*MATERIALS PROVIDED:*
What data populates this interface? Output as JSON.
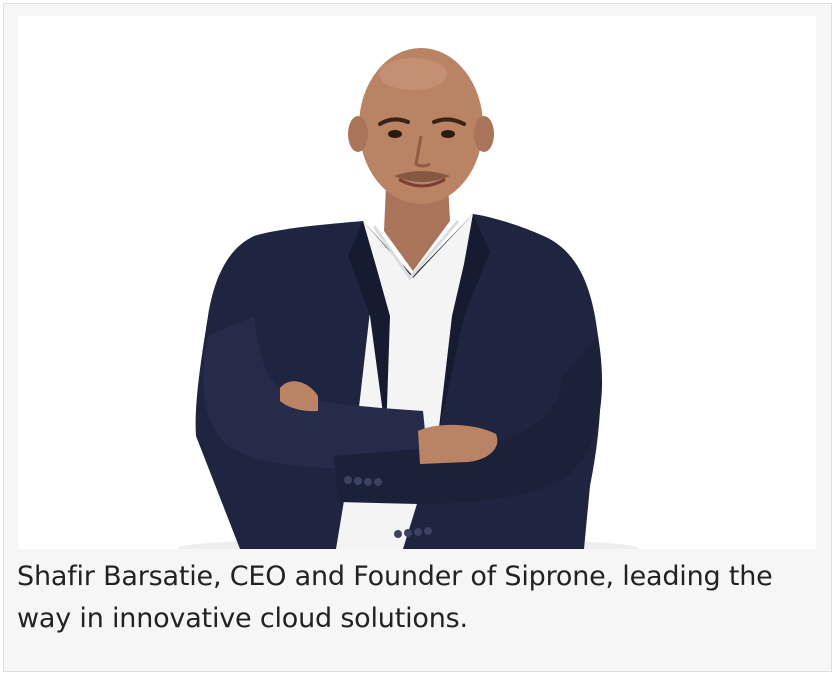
{
  "figure": {
    "caption": "Shafir Barsatie, CEO and Founder of Siprone, leading the way in innovative cloud solutions."
  },
  "colors": {
    "frame_border": "#dedede",
    "frame_background": "#f6f6f6",
    "photo_background": "#ffffff",
    "caption_text": "#222222",
    "jacket": "#1f2540",
    "shirt": "#f4f4f4",
    "skin": "#b98364"
  }
}
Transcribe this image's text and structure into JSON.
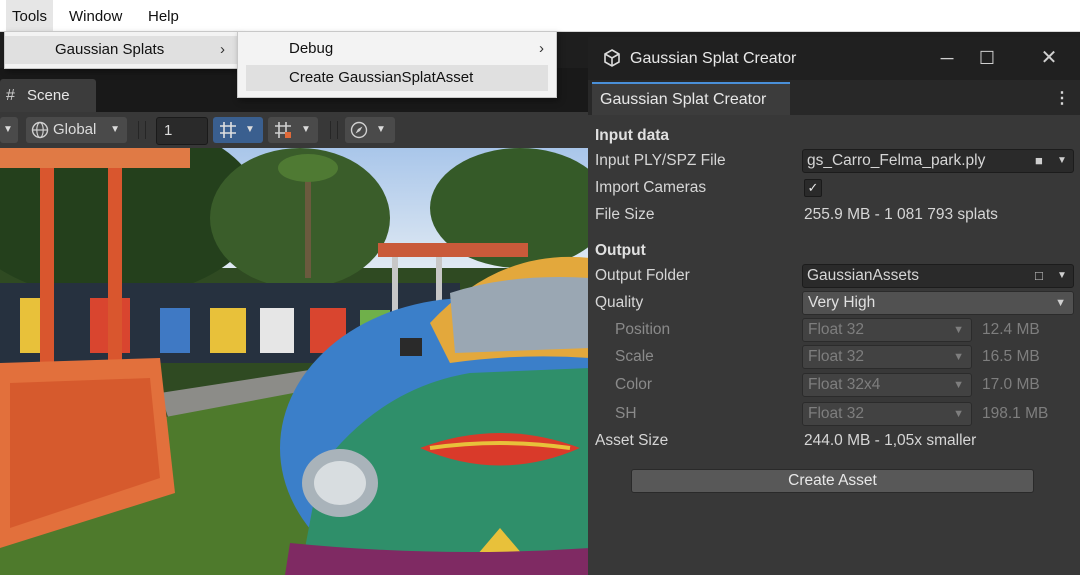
{
  "menubar": {
    "items": [
      "Tools",
      "Window",
      "Help"
    ]
  },
  "tools_menu": {
    "item": "Gaussian Splats",
    "arrow": "›"
  },
  "submenu": {
    "debug": "Debug",
    "debug_arrow": "›",
    "create": "Create GaussianSplatAsset"
  },
  "scene": {
    "tab_label": "Scene",
    "tab_icon": "#",
    "toolbar": {
      "global_label": "Global",
      "grid_value": "1"
    }
  },
  "window": {
    "title": "Gaussian Splat Creator",
    "tab_label": "Gaussian Splat Creator",
    "kebab": "⋮",
    "sections": {
      "input": "Input data",
      "output": "Output"
    },
    "input_file": {
      "label": "Input PLY/SPZ File",
      "value": "gs_Carro_Felma_park.ply"
    },
    "import_cameras": {
      "label": "Import Cameras",
      "checked": true,
      "mark": "✓"
    },
    "file_size": {
      "label": "File Size",
      "value": "255.9 MB - 1 081 793 splats"
    },
    "output_folder": {
      "label": "Output Folder",
      "value": "GaussianAssets"
    },
    "quality": {
      "label": "Quality",
      "value": "Very High"
    },
    "rows": [
      {
        "label": "Position",
        "format": "Float 32",
        "size": "12.4 MB"
      },
      {
        "label": "Scale",
        "format": "Float 32",
        "size": "16.5 MB"
      },
      {
        "label": "Color",
        "format": "Float 32x4",
        "size": "17.0 MB"
      },
      {
        "label": "SH",
        "format": "Float 32",
        "size": "198.1 MB"
      }
    ],
    "asset_size": {
      "label": "Asset Size",
      "value": "244.0 MB - 1,05x smaller"
    },
    "create_button": "Create Asset"
  },
  "colors": {
    "accent": "#4a90d9",
    "panel": "#383838",
    "titlebar": "#202020"
  }
}
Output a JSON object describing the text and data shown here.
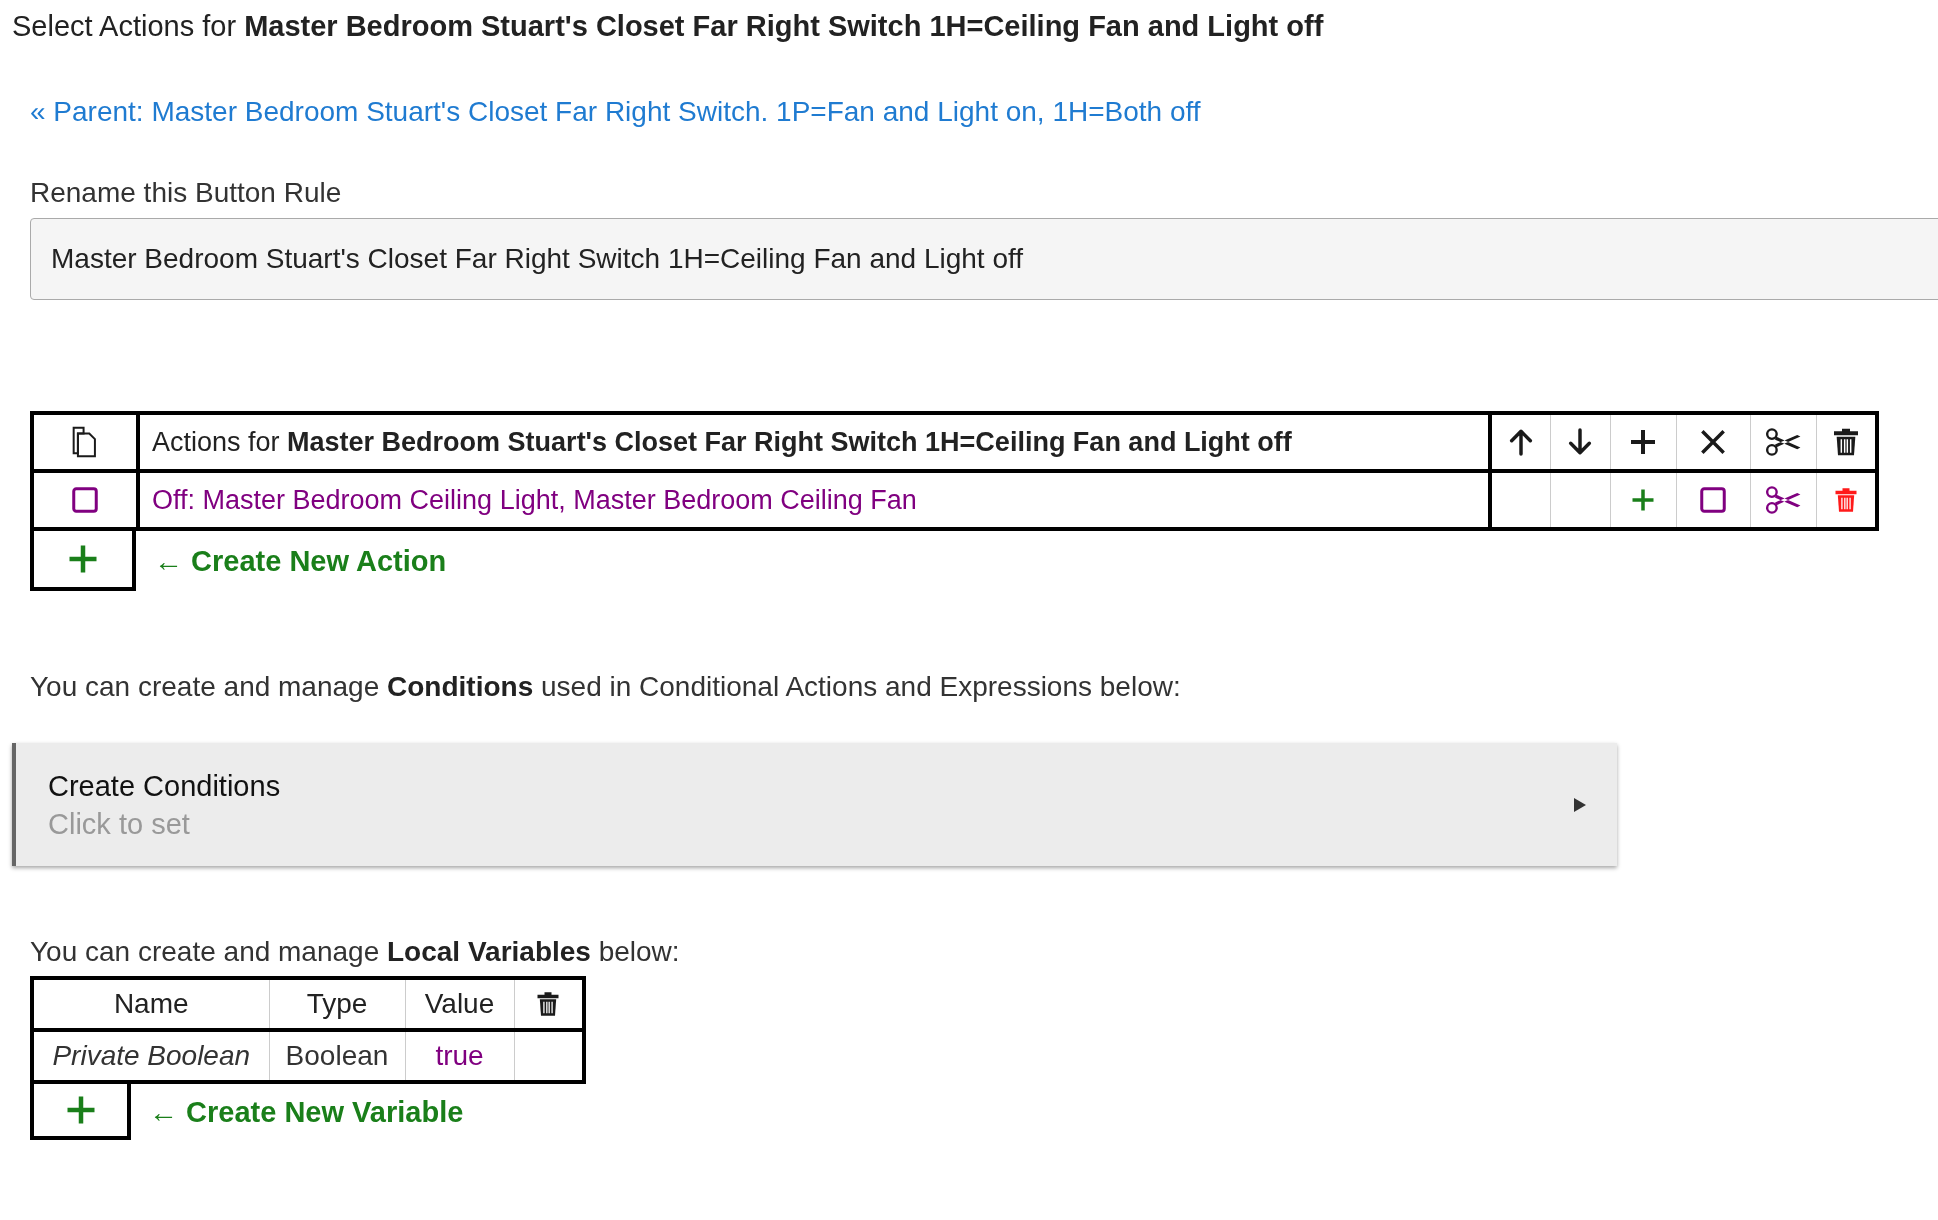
{
  "title": "Select Actions for **Master Bedroom Stuart's Closet Far Right Switch 1H=Ceiling Fan and Light off**",
  "parent_link": "« Parent: Master Bedroom Stuart's Closet Far Right Switch. 1P=Fan and Light on, 1H=Both off",
  "rename": {
    "label": "Rename this Button Rule",
    "value": "Master Bedroom Stuart's Closet Far Right Switch 1H=Ceiling Fan and Light off"
  },
  "actions_table": {
    "header": "Actions for **Master Bedroom Stuart's Closet Far Right Switch 1H=Ceiling Fan and Light off**",
    "header_tools": [
      {
        "kind": "up"
      },
      {
        "kind": "down"
      },
      {
        "kind": "insert"
      },
      {
        "kind": "disable"
      },
      {
        "kind": "cut"
      },
      {
        "kind": "delete"
      }
    ],
    "rows": [
      {
        "text": "Off: Master Bedroom Ceiling Light, Master Bedroom Ceiling Fan",
        "selected": false,
        "tools": [
          {
            "kind": "none"
          },
          {
            "kind": "none"
          },
          {
            "kind": "insert"
          },
          {
            "kind": "disable",
            "checked": false
          },
          {
            "kind": "cut"
          },
          {
            "kind": "delete"
          }
        ]
      }
    ],
    "create_link": "← Create New Action"
  },
  "conditions_intro": "You can create and manage **Conditions** used in Conditional Actions and Expressions below:",
  "conditions": {
    "title": "Create Conditions",
    "hint": "Click to set"
  },
  "variables_intro": "You can create and manage **Local Variables** below:",
  "variables_table": {
    "columns": [
      "Name",
      "Type",
      "Value"
    ],
    "rows": [
      {
        "name": "Private Boolean",
        "type": "Boolean",
        "value": "true"
      }
    ],
    "create_link": "← Create New Variable"
  }
}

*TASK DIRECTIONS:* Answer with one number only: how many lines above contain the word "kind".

*TASK RESULT:* 12